**WORK INSTRUCTION**
Which lines in the data below contain the word "июля"? Pull each of them out.

**RECORDS PROVIDED**
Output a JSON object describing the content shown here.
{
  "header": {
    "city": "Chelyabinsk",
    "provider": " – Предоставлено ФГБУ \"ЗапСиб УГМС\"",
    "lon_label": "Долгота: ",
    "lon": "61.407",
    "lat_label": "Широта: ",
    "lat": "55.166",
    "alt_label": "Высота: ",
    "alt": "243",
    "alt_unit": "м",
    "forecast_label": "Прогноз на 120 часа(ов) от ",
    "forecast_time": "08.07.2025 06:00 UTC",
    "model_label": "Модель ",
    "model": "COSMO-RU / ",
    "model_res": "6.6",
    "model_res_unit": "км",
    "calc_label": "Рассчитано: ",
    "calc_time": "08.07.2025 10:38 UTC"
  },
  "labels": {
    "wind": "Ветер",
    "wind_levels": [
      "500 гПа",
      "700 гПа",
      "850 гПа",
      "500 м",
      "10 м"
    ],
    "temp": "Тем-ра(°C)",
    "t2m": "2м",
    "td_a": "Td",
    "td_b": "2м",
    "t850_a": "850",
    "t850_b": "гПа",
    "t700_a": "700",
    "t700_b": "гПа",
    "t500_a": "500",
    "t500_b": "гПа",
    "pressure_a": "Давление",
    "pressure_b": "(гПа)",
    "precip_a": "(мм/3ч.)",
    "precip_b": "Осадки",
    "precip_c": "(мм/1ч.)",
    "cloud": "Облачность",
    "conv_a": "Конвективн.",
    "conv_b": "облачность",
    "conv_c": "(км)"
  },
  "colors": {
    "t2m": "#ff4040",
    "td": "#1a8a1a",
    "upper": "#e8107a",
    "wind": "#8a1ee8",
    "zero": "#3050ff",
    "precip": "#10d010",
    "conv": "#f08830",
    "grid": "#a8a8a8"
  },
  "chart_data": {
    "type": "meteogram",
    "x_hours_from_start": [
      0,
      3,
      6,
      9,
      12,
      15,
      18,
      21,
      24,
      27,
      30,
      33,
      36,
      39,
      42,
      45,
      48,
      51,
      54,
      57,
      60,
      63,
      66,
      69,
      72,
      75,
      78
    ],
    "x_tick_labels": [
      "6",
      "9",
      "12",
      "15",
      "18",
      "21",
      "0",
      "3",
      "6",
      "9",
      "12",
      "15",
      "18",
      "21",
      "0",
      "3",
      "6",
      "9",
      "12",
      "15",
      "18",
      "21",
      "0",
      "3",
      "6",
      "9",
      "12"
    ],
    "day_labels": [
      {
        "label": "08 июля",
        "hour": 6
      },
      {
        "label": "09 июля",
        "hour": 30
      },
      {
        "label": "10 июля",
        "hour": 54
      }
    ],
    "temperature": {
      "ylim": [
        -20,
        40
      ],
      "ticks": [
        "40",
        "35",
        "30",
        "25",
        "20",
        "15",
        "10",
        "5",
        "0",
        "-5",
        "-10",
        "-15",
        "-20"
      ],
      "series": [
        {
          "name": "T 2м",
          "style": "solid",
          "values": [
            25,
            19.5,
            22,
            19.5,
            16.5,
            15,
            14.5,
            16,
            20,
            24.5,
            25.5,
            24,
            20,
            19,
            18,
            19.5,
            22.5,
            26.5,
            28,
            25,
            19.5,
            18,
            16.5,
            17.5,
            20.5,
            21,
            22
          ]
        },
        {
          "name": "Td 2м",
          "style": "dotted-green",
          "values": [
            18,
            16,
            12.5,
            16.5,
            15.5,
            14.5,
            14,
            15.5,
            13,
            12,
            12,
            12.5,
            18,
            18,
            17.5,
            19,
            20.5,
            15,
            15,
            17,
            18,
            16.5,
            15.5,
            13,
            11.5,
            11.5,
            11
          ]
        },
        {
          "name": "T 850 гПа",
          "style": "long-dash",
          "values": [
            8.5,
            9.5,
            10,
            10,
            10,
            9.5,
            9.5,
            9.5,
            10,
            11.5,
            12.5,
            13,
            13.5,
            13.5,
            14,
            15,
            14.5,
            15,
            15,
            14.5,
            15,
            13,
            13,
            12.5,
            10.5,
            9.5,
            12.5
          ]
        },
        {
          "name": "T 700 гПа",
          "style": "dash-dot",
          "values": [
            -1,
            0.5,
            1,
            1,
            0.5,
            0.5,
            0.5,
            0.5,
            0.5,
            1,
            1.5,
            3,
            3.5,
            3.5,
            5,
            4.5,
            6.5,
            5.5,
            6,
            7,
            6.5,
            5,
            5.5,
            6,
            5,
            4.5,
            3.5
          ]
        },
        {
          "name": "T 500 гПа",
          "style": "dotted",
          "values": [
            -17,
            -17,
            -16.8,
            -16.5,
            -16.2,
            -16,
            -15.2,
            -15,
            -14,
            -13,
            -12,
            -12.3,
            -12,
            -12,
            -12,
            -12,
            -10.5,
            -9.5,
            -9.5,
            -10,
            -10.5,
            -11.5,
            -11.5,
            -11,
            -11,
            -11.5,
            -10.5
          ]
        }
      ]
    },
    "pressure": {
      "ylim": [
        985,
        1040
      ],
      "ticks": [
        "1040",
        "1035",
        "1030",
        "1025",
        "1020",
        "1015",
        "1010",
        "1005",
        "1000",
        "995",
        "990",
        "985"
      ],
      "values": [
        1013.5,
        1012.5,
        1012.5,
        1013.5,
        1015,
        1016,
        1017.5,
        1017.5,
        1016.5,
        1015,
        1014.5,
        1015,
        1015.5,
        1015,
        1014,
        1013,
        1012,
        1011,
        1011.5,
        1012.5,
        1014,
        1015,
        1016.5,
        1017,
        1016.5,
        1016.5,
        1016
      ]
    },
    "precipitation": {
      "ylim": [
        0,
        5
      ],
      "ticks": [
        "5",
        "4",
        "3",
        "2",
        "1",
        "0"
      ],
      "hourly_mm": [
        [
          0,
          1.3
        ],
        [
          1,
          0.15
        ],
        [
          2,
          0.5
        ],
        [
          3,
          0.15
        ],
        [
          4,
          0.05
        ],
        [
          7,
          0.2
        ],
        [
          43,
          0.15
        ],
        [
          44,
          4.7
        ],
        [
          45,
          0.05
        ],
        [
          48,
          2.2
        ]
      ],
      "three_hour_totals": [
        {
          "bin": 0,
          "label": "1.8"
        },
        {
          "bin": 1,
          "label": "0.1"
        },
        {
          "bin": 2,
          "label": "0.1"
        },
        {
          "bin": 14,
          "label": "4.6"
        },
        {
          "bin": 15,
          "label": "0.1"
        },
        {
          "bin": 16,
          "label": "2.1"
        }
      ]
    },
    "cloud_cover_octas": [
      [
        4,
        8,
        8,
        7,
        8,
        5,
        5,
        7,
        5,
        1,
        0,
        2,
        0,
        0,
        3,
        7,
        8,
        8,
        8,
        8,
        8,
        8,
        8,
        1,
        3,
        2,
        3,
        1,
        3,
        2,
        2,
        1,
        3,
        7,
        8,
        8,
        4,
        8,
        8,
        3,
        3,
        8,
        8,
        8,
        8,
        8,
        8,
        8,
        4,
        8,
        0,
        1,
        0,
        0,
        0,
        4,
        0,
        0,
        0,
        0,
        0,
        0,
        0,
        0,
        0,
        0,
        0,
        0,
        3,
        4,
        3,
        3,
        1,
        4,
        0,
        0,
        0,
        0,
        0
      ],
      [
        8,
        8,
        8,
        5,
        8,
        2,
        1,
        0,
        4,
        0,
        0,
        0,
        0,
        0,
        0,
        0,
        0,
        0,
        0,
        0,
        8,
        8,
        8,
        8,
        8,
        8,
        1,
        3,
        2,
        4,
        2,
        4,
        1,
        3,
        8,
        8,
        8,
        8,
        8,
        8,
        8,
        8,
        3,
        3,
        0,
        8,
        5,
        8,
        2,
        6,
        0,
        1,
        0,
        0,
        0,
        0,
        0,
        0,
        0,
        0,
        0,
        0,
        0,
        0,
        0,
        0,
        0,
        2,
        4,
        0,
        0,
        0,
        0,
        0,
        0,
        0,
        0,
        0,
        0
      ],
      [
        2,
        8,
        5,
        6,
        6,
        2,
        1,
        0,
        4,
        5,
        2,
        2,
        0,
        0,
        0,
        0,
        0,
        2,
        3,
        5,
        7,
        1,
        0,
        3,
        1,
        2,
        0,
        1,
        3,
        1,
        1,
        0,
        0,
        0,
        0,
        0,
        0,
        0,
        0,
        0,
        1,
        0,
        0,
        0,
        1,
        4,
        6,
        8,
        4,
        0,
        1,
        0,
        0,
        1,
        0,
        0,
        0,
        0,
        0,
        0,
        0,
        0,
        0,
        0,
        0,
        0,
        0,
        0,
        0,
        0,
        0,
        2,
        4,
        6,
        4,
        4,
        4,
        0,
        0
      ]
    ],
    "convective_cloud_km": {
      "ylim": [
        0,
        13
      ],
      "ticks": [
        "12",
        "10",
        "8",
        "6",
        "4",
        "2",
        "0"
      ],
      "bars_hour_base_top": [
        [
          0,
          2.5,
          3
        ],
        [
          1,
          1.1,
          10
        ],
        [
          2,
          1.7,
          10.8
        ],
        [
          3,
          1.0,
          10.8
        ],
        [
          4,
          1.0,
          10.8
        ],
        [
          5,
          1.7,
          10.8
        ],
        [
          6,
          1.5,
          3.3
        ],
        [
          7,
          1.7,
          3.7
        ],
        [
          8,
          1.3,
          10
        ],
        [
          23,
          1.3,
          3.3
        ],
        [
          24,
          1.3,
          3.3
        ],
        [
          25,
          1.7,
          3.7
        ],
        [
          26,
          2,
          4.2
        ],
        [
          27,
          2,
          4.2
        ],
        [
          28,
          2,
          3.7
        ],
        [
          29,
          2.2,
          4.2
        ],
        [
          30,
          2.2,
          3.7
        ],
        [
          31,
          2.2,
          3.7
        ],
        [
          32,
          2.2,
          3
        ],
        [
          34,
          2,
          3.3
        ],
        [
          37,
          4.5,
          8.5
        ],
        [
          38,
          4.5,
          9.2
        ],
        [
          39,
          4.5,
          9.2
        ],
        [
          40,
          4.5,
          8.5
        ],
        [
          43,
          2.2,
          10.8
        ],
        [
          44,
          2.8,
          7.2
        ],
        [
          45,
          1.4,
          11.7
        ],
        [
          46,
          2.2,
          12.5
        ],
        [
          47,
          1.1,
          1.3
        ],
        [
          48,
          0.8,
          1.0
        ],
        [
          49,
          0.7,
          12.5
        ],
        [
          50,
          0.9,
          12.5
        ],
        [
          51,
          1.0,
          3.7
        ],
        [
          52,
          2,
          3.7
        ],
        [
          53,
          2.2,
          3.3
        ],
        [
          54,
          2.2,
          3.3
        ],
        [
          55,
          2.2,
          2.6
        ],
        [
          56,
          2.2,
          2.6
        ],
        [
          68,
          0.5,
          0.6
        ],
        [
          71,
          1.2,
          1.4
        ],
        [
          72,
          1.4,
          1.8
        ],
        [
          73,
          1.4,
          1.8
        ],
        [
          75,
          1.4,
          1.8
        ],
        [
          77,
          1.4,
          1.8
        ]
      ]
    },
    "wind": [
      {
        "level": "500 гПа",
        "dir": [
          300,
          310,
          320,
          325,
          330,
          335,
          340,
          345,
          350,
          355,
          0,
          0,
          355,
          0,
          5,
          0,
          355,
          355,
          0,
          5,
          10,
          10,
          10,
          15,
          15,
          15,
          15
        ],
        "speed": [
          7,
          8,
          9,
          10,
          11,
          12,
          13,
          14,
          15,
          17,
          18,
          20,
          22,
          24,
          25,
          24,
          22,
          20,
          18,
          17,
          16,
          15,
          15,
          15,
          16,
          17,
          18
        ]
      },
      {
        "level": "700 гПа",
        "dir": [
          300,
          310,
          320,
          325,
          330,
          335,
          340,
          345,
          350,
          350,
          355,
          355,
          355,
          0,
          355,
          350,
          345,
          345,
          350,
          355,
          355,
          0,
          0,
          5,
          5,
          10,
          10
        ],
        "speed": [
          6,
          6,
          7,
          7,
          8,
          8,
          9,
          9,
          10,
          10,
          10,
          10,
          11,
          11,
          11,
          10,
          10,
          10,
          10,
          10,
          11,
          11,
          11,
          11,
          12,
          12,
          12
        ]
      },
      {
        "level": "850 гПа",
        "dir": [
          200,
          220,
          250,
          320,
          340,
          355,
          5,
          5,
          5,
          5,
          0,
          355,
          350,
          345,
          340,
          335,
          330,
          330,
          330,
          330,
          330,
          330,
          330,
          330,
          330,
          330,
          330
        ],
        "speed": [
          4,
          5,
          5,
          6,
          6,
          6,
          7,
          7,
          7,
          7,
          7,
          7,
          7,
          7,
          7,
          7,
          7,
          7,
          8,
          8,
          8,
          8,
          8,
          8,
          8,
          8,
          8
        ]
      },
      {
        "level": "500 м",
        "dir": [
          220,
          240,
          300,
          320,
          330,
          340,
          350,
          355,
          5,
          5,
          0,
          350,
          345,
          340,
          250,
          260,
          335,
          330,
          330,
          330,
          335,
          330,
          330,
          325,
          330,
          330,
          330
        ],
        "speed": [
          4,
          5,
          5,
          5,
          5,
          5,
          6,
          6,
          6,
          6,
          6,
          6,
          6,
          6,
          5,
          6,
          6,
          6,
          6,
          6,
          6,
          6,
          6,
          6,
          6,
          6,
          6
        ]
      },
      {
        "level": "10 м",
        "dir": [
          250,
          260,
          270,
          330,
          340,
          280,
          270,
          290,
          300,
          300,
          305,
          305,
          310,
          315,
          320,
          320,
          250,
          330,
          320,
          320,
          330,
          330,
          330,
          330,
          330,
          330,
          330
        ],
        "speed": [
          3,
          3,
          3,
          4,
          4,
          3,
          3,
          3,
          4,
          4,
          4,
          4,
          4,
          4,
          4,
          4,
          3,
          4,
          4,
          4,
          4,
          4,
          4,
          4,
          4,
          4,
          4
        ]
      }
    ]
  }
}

**EXERCISE RESPONSE**
        "label": "08 июля",
        "label": "09 июля",
        "label": "10 июля",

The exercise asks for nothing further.